Also, Edmund. He starts off as a Jerkass in The Lion, the Witch, and the Wardrobe, but slowly becomes less selfish as he's captured by the White Witch and realizes the damage he's caused. He ends up making a Heroic Sacrifice (of which he gets better) to break the Witch's wand (which turns the tide of battle in the favor of Peter's army, since it keeps the Witch from turning their soldiers to stone). In Prince Caspian, he is the only one of the siblings who remembers that Lucy's Cassandra Truth about the magical land in the wardrobe was right, and thus knows she's probably right about the other stuff she claims and does whatever he can to support her.
Happens a lot in the Chalet School series. Girls who start off as bitchy, sulky or standoffish will often come to learn the error of their ways and become nicer people after being introduced to the ways of the school, or getting a good ticking-off from one of the mistresses. And if that doesn't work, there's always a handy accident; for instance, Eustacia Benson injures her back after running away from the school, is confined to a wheelchair for some time and becomes a much nicer person.
Peter Pan in Scarlet takes it for granted that Slightly, formerly a condescending, cowardly little snob, grew up to be kind, sensitive and "as gentle as a lamb". Of course, the original novel and the various drafts of the play implied that Slightly had his ego brought down to size after the boys left Neverland, and in Peter Pan in Scarlethe's recently been widowed, so suffering probably sweetened him a little.
James Potter started out as The Bully and then eventually became Head Boy in his seventh year. This alone can't signify redemption - Percy was Head Boy, and he disowned his family two years later - but he then marries and dies for Lily Evans.
Granted we know little about his and Lily's past, so calling him The Bully is a stretch.
There's also Dudley Dursley. He spends the first five books growing up to be a spoiled bully who led a gang of delinquents and beat up other children. After Harry saves him from a Dementor, he makes several honest (if awkward) gestures of friendship, including leaving a cup of tea for Harry and saying that he doesn't think Harry is worthless.
Matteo in Someone Else's War, who goes from a snobby, condescending brat to a loving young man who will risk his life and compromise his ideals if it means saving his friends.
The title character of Artemis Fowl gradually does this over the course of The Arctic Incident, The Eternity Code, briefly reverting because of a mind wipe, and finishing the transformation in The Opal Deception.
From Michael Grant's cult-followed GONE series, Diana Ladris starts out a manipulative, lying, apathetic sociopath, and slowly moulds into the token good teammate of Caines team and eventually does a heel face turn and joins the protagonists in FEAR it doesn't last long. Only took her five 600-page books, too.
Blackstar also, believe it or not. While Onestar becomes more of a jerk as the series goes on, Blackstar (a gruff battle-scarred cat) becomes something like an old kindly veteran who still has a gruff side.

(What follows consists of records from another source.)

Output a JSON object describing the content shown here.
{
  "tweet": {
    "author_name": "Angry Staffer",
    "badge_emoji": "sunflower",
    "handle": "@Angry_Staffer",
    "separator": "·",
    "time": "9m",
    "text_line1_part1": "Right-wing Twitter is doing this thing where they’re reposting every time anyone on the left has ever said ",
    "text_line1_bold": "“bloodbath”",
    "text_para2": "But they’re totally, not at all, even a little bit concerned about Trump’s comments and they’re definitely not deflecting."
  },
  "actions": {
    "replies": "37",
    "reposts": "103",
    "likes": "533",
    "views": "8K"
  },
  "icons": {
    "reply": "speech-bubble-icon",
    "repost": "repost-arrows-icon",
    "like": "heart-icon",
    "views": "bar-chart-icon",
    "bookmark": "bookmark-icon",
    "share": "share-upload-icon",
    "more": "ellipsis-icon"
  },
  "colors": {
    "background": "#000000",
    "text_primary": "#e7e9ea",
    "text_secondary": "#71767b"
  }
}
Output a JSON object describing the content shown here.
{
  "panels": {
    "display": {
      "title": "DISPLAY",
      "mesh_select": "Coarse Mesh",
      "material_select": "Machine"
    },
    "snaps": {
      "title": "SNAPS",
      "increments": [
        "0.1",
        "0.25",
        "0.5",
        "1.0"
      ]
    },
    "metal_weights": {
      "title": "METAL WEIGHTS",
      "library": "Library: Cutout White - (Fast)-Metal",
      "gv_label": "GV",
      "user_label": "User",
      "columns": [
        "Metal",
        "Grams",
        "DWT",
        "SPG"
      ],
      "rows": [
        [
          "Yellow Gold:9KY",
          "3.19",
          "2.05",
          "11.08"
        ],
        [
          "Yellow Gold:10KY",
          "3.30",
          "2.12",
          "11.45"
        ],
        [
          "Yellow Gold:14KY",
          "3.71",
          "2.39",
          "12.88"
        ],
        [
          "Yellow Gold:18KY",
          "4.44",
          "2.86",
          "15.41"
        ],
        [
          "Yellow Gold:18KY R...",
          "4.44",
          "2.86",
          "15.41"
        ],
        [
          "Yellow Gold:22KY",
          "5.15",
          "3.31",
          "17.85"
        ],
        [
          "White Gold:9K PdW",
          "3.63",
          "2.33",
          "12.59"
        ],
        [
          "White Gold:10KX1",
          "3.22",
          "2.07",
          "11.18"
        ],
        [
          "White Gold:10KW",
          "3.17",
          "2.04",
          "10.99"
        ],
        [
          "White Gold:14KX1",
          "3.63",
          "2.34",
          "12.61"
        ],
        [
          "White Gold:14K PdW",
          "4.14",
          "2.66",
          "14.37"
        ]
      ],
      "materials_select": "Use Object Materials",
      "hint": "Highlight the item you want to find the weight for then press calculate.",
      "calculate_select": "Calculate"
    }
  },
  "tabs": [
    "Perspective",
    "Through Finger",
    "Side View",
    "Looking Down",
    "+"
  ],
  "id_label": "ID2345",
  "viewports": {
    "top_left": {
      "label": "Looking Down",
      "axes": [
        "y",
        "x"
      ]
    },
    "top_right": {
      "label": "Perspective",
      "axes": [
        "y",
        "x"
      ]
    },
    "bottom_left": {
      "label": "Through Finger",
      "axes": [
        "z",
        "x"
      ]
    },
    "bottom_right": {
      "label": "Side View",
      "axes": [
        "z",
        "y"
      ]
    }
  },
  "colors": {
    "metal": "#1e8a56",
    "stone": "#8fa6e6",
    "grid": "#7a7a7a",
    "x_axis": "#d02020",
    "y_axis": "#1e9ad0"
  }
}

Taran, of the Chronicles of Prydain, goes through several levels of kindness, thanks to massive amounts of Character Development. In the first book, he's a whiny Designated Hero who gets into trouble, is rude to Gurgi and Eilonwy because they annoy him, and tries to attack Flewdry Flam with a sword simply because he was expecting someone else to be waiting for him. By the end of the series, he has become far more patient and kind, proving himself to be worthy of the title of High King.